If I must say so myself, I thought the Easter services went well this year (considering we didn’t have anything last year). My thanks to all who made it go so special. From all the ministers on the altar to those who made beautiful music and those who decorated the altars. A job well done! I know that it wasn’t the full services, as we were told to scale things back because of the covid virus, but the spirit was still there.
I prepared two homilies this week since the readings were different for Saturday night and Sunday morning, but I will bore you with only Sunday’s: The passage from John’s Gospel takes place on the first day of the week. This is reminiscent of the Creation account in Genesis which narrates the events of creation and the Fall in a garden. So, now again, God brings life in the garden where Jesus’ tomb was located. Mary Magdalene came to the tomb early in the morning, while it was still dark. In John’s Gospel, darkness represents a time of lack of faith. Mary is not expecting the Resurrection; she comes to mourn the death of Jesus. When she discovers that the tomb is empty, her first thought is that the body of Jesus has been stolen. She returns to the disciples and tells them, we don’t know where they put him.
When the two disciples arrive at the tomb, they find it just as she described it. But while Peter seems to not understand, the other disciple … saw and believed. He understands what the others will come to know when the risen Christ appears to them: Jesus is risen. The burial cloths that were left behind are of no need to one who has conquered death.
We have no burial cloths here – but we do have the bread and wine that will become the body and blood of our Lord. Easter is the oldest feast in the Church year. From that day of Resurrection, through this moment (and into the future), the disciples of Jesus gather to celebrate and remember the saving events of his death and being raised from the dead.
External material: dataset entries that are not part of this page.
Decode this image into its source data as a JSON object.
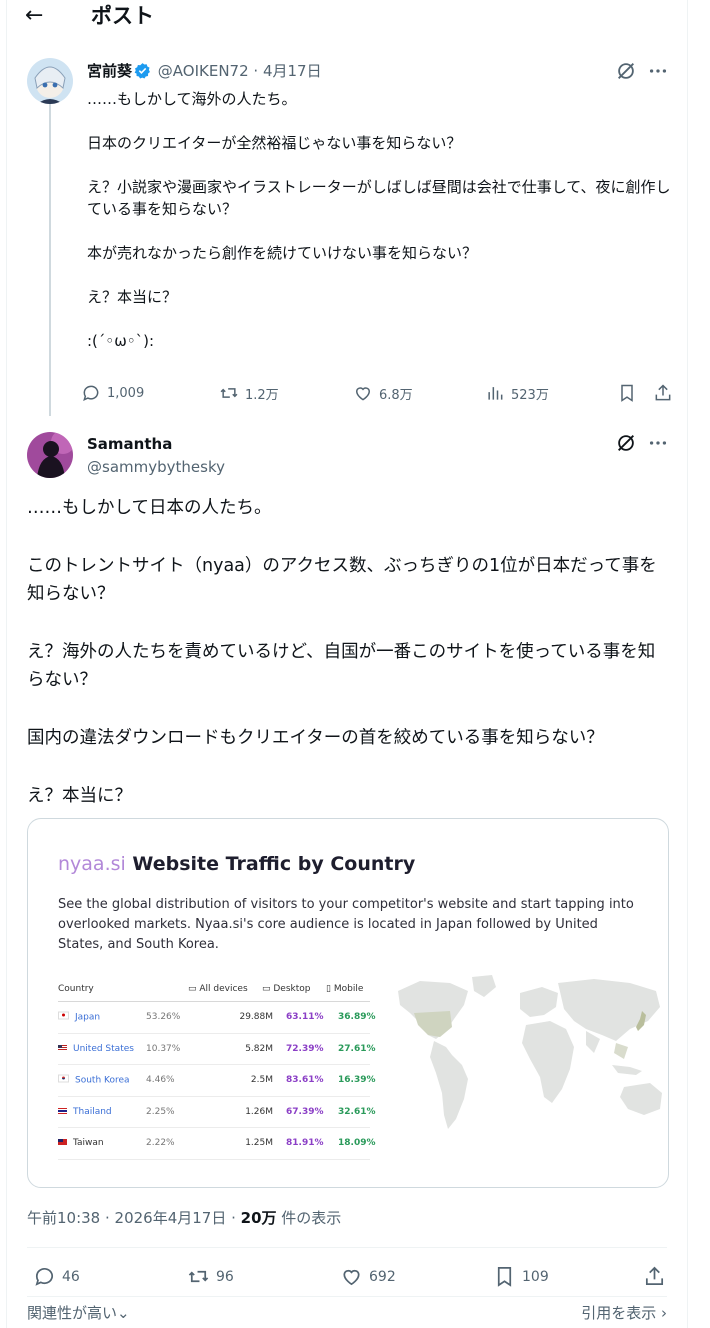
{
  "header": {
    "back_icon": "arrow-left-icon",
    "title": "ポスト"
  },
  "quoted_post": {
    "display_name": "宮前葵",
    "verified": true,
    "handle": "@AOIKEN72",
    "date": "4月17日",
    "paragraphs": [
      "……もしかして海外の人たち。",
      "日本のクリエイターが全然裕福じゃない事を知らない？",
      "え？小説家や漫画家やイラストレーターがしばしば昼間は会社で仕事して、夜に創作している事を知らない？",
      "本が売れなかったら創作を続けていけない事を知らない？",
      "え？本当に？",
      ":(´◦ω◦`):"
    ],
    "replies": "1,009",
    "reposts": "1.2万",
    "likes": "6.8万",
    "views": "523万"
  },
  "main_post": {
    "display_name": "Samantha",
    "handle": "@sammybythesky",
    "paragraphs": [
      "……もしかして日本の人たち。",
      "このトレントサイト（nyaa）のアクセス数、ぶっちぎりの1位が日本だって事を知らない？",
      "え？海外の人たちを責めているけど、自国が一番このサイトを使っている事を知らない？",
      "国内の違法ダウンロードもクリエイターの首を絞めている事を知らない？",
      "え？本当に？"
    ],
    "image": {
      "brand": "nyaa.si",
      "title": "Website Traffic by Country",
      "description": "See the global distribution of visitors to your competitor's website and start tapping into overlooked markets. Nyaa.si's core audience is located in Japan followed by United States, and South Korea.",
      "columns": {
        "country": "Country",
        "all": "All devices",
        "desktop": "Desktop",
        "mobile": "Mobile"
      },
      "rows": [
        {
          "country": "Japan",
          "share": "53.26%",
          "all": "29.88M",
          "desktop": "63.11%",
          "mobile": "36.89%"
        },
        {
          "country": "United States",
          "share": "10.37%",
          "all": "5.82M",
          "desktop": "72.39%",
          "mobile": "27.61%"
        },
        {
          "country": "South Korea",
          "share": "4.46%",
          "all": "2.5M",
          "desktop": "83.61%",
          "mobile": "16.39%"
        },
        {
          "country": "Thailand",
          "share": "2.25%",
          "all": "1.26M",
          "desktop": "67.39%",
          "mobile": "32.61%"
        },
        {
          "country": "Taiwan",
          "share": "2.22%",
          "all": "1.25M",
          "desktop": "81.91%",
          "mobile": "18.09%"
        }
      ]
    },
    "timestamp": "午前10:38 · 2026年4月17日 · ",
    "views_count": "20万",
    "views_suffix": " 件の表示",
    "replies": "46",
    "reposts": "96",
    "likes": "692",
    "bookmarks": "109"
  },
  "footer": {
    "sort_label": "関連性が高い",
    "quotes_label": "引用を表示"
  },
  "colors": {
    "accent": "#1d9bf0",
    "muted": "#536471",
    "desktop": "#8b3fc6",
    "mobile": "#2a9a5a"
  }
}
Saint Peter, at the house of the Roman centurion Cornelius, recounts what has happened all over Judea concerning Jesus. Peter’s sermon describes the good deeds of Jesus, who was anointed with the Holy Spirit. But, they put him to death by hanging him on a tree. After God raised him from the dead, Jesus appeared to his disciples and commissioned them to preach the Gospel. This is what Peter is doing for Cornelius’ household. We learn in subsequent verses that their response to Peter’s words is to accept the faith and be baptized.
Saint Paul tells the Corinthians that Christ is our Paschal Lamb who has been sacrificed for us. This imagery, reminiscent of the first Passover, indicates that the shedding of Jesus’ blood has redeemed us. In light of this, Paul calls us to live in newness of life, putting aside our old ways and embracing the unleavened bread of sincerity and truth.
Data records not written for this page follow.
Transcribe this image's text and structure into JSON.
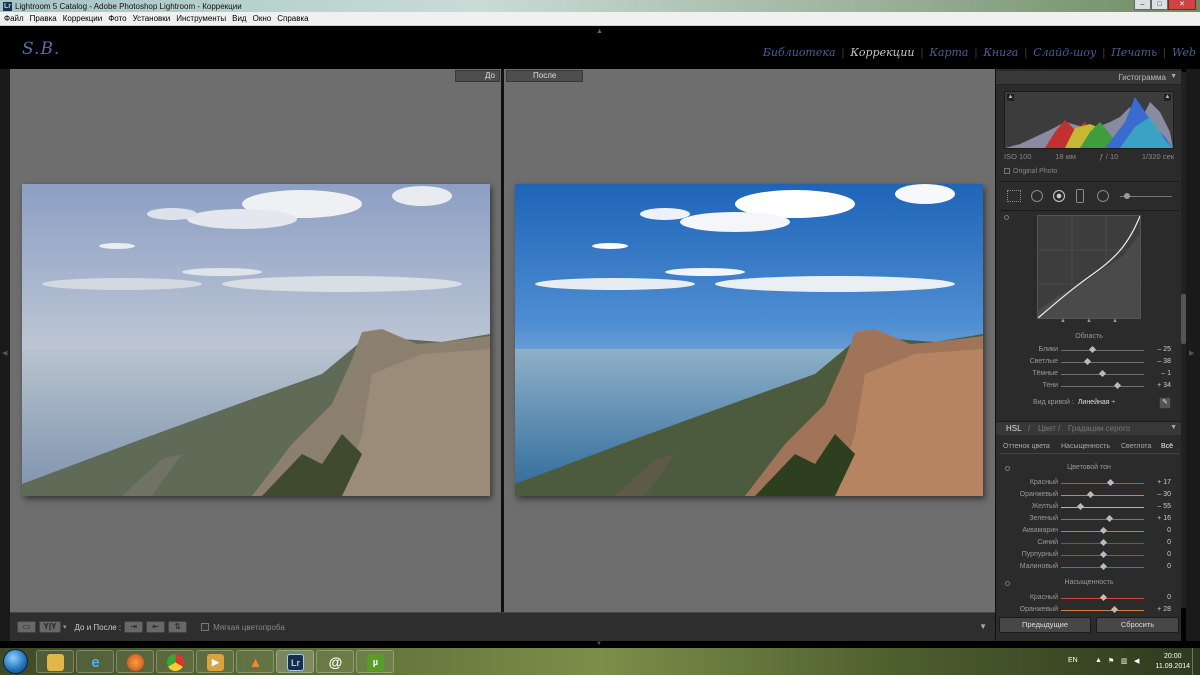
{
  "window": {
    "title": "Lightroom 5 Catalog - Adobe Photoshop Lightroom - Коррекции",
    "app_icon": "Lr",
    "buttons": {
      "minimize": "–",
      "maximize": "□",
      "close": "✕"
    }
  },
  "menu": [
    "Файл",
    "Правка",
    "Коррекции",
    "Фото",
    "Установки",
    "Инструменты",
    "Вид",
    "Окно",
    "Справка"
  ],
  "identity_plate": "S.B.",
  "modules": [
    {
      "label": "Библиотека",
      "active": false
    },
    {
      "label": "Коррекции",
      "active": true
    },
    {
      "label": "Карта",
      "active": false
    },
    {
      "label": "Книга",
      "active": false
    },
    {
      "label": "Слайд-шоу",
      "active": false
    },
    {
      "label": "Печать",
      "active": false
    },
    {
      "label": "Web",
      "active": false
    }
  ],
  "view": {
    "before_label": "До",
    "after_label": "После"
  },
  "toolbar": {
    "yy_label": "Y|Y",
    "before_after_label": "До и После :",
    "soft_proof_label": "Мягкая цветопроба"
  },
  "panel": {
    "histogram": {
      "title": "Гистограмма",
      "iso": "ISO 100",
      "focal": "18 мм",
      "aperture": "ƒ / 10",
      "shutter": "1/320 сек",
      "original_photo": "Original Photo"
    },
    "tone_curve": {
      "region_label": "Область",
      "sliders": [
        {
          "label": "Блики",
          "value": "– 25",
          "num": -25
        },
        {
          "label": "Светлые",
          "value": "– 38",
          "num": -38
        },
        {
          "label": "Тёмные",
          "value": "– 1",
          "num": -1
        },
        {
          "label": "Тени",
          "value": "+ 34",
          "num": 34
        }
      ],
      "curve_type_label": "Вид кривой :",
      "curve_type_value": "Линейная ÷"
    },
    "hsl": {
      "header": [
        "HSL",
        "/",
        "Цвет",
        "/",
        "Градации серого"
      ],
      "tabs": [
        "Оттенок цвета",
        "Насыщенность",
        "Светлота",
        "Всё"
      ],
      "hue_section": "Цветовой тон",
      "hue": [
        {
          "label": "Красный",
          "value": "+ 17",
          "num": 17,
          "color": "#c44"
        },
        {
          "label": "Оранжевый",
          "value": "– 30",
          "num": -30,
          "color": "#d8823a"
        },
        {
          "label": "Желтый",
          "value": "– 55",
          "num": -55,
          "color": "#cfc23a"
        },
        {
          "label": "Зеленый",
          "value": "+ 16",
          "num": 16,
          "color": "#4a9c3a"
        },
        {
          "label": "Аквамарин",
          "value": "0",
          "num": 0,
          "color": "#3ab0a0"
        },
        {
          "label": "Синий",
          "value": "0",
          "num": 0,
          "color": "#3a5cc8"
        },
        {
          "label": "Пурпурный",
          "value": "0",
          "num": 0,
          "color": "#8a3ac8"
        },
        {
          "label": "Малиновый",
          "value": "0",
          "num": 0,
          "color": "#c83a8a"
        }
      ],
      "sat_section": "Насыщенность",
      "saturation": [
        {
          "label": "Красный",
          "value": "0",
          "num": 0,
          "color": "#c44"
        },
        {
          "label": "Оранжевый",
          "value": "+ 28",
          "num": 28,
          "color": "#d8823a"
        }
      ]
    },
    "buttons": {
      "previous": "Предыдущие",
      "reset": "Сбросить"
    }
  },
  "taskbar": {
    "lang": "EN",
    "time": "20:00",
    "date": "11.09.2014",
    "apps": [
      "explorer-icon",
      "ie-icon",
      "firefox-icon",
      "chrome-icon",
      "media-icon",
      "vlc-icon",
      "lightroom-icon",
      "mail-icon",
      "utorrent-icon"
    ]
  }
}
From that first Easter moment, the Church began to grow. This is the core belief of our Christian faith: It is the risen Lord who gathers us together around his table to listen to the sacred stories about our faith, and then he gives himself to us in the form of bread and wine, as he did with his disciples on the night before he died. We share in the life of the risen Christ now, as Cornelius and his family did; as Paul and the Corinthians did; and, until Christ comes again, as our children will. God be praised for this gift of salvation to the world.
With all the excitement behind me, I am taking an overnight to spend some time with my brother in New Hampshire. It is always good to spend some time with family. The weather looks good for this week, so it should be a good trip.
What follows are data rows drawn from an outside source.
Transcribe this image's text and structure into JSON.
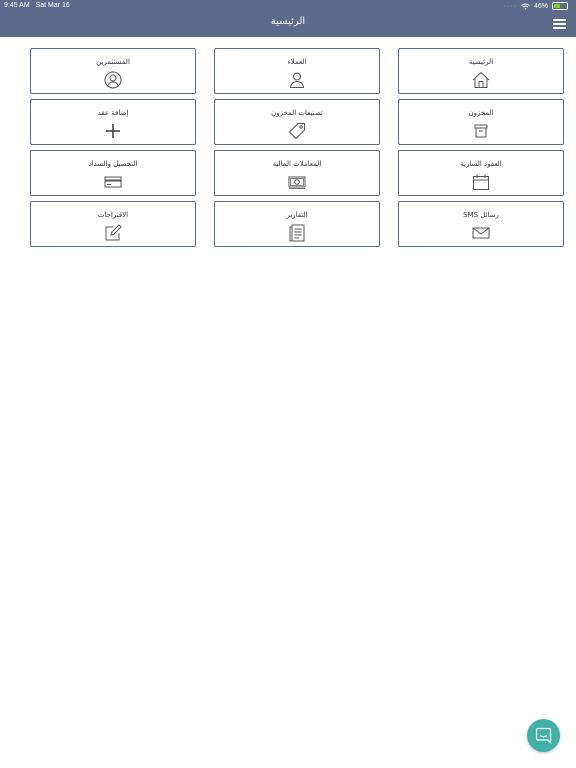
{
  "status_bar": {
    "time": "9:45 AM",
    "date": "Sat Mar 16",
    "battery": "46%",
    "battery_level": 0.46
  },
  "header": {
    "title": "الرئيسية",
    "menu_icon": "hamburger-menu-icon",
    "background": "#5c6a8b"
  },
  "tiles": [
    {
      "label": "الرئيسية",
      "icon": "home-icon"
    },
    {
      "label": "العملاء",
      "icon": "customer-icon"
    },
    {
      "label": "المستثمرين",
      "icon": "investor-icon"
    },
    {
      "label": "المخزون",
      "icon": "inventory-box-icon"
    },
    {
      "label": "تصنيفات المخزون",
      "icon": "tag-icon"
    },
    {
      "label": "إضافة عقد",
      "icon": "plus-icon"
    },
    {
      "label": "العقود السارية",
      "icon": "calendar-icon"
    },
    {
      "label": "المعاملات المالية",
      "icon": "money-icon"
    },
    {
      "label": "التحصيل والسداد",
      "icon": "credit-card-icon"
    },
    {
      "label": "رسائل SMS",
      "icon": "envelope-icon"
    },
    {
      "label": "التقارير",
      "icon": "report-icon"
    },
    {
      "label": "الاقتراحات",
      "icon": "edit-icon"
    }
  ],
  "chat": {
    "icon": "chat-icon",
    "color": "#3fb2a8"
  }
}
Let us remember that Easter is not a day but a season and we should observe it as such. May we bring our song of Alleluia, He is risen to all in our lives.